One factor I'm struggling to figure out is that the nature of our project seems to limit our ability to control scope. We're doing an integration of a new billing system to replace an old system. This means there's a set of existing functionality we have to duplicate in the new system that can't be pushed to the next release. Also, being a billing system you have to get things right the first time. You can't send out a partial invoice, for example, just because doing the whole thing will take too long. But I'm sure everybody thinks there are exceptional things about their particular project so I don't want to fall into the trap of saying we can't learn anything about how to control scope because our project is the exception. There's always something that can be pushed back and if you're doing the right things with estimation and monitoring your backlog it makes finding those things much, much easier.

We've been in bug-fixing / testing mode for the past few months and have tried much harder to keep things out of the backlog if they didn't 100% need to be there. There's still things going in, but now we make sure each thing is absolutely needed for go-live and everything else goes on the list for after.

Mistakes != Fail

We've made mistakes on our project, for sure. We're not done yet so I'm sure we'll make more. But we're learning, which is the important thing for our next projects. As a team we're all committed to Scrum and being Agile so we're going to make the effort to improve our processes where we think it'll help. The more technical-oriented aspects of Scrum are incredibly appealing to us as developers. Keeping a backlog, committing to work, keeping interruptions to a minimum, sprints; all of this we've done mostly correctly and we love how it's worked over the past year and a half.

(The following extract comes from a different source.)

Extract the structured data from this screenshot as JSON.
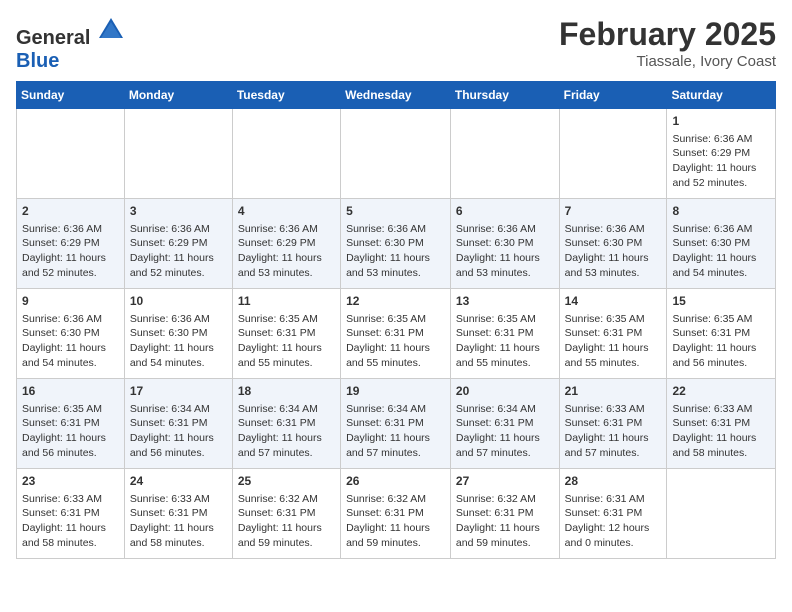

I've spent the last 5 parts of this series talking about the basics of how we ran our project and the lessons we've learned while we chugged along sprinting. Next time, I'm going to start talking about what happened once we missed our first deadline. We changed our process, halfway-unknowingly moved away from Scrum, and suffered for it until recently when we did a reset of our process and got mostly back on course. Stay tuned next week and as always, I'd love to hear any comments you have on this series. Thanks for reading.